* [About this task] Copy every line that contains the string "Kevin" from the entries below.

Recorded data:
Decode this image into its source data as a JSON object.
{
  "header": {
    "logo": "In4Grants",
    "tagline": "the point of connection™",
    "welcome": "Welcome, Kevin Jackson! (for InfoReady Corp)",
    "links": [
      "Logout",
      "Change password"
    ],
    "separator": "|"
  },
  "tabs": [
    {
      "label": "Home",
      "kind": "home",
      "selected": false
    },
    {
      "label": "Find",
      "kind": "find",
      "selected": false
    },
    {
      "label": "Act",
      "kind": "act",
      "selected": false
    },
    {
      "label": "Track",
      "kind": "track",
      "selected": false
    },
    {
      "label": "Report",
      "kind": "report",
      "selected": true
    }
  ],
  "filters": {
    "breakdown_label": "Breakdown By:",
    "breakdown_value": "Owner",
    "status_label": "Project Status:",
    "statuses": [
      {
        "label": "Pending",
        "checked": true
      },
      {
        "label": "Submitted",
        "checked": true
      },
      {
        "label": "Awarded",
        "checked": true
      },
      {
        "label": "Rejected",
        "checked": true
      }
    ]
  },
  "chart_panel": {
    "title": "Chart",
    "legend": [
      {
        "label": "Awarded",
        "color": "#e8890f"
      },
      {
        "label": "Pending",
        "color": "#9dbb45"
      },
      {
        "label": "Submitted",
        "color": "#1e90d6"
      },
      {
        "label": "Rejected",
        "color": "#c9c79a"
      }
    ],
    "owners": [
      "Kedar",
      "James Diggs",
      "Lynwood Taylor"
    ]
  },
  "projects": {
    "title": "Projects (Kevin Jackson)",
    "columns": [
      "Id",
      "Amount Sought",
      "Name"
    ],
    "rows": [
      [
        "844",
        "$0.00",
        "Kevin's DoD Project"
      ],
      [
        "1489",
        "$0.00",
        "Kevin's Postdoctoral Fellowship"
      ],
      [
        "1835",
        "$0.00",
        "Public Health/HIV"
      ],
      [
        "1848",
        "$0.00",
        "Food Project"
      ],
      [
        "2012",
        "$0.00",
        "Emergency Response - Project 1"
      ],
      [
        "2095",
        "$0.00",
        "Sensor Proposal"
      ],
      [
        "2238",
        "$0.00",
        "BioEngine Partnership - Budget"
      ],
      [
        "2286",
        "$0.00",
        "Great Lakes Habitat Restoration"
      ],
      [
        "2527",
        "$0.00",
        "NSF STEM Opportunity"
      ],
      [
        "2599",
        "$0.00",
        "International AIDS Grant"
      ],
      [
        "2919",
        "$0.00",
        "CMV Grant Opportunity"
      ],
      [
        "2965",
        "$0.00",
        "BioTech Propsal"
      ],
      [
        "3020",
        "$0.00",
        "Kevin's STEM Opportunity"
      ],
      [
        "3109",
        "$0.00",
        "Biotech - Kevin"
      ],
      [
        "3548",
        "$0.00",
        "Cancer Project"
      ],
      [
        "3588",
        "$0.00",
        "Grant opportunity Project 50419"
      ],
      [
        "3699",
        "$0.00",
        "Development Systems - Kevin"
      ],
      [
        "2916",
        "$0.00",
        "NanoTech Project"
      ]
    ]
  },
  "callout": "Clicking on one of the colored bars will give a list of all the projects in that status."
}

* [Written solution]
    "welcome": "Welcome, Kevin Jackson! (for InfoReady Corp)",
    "title": "Projects (Kevin Jackson)",
        "Kevin's DoD Project"
        "Kevin's Postdoctoral Fellowship"
        "Kevin's STEM Opportunity"
        "Biotech - Kevin"
        "Development Systems - Kevin"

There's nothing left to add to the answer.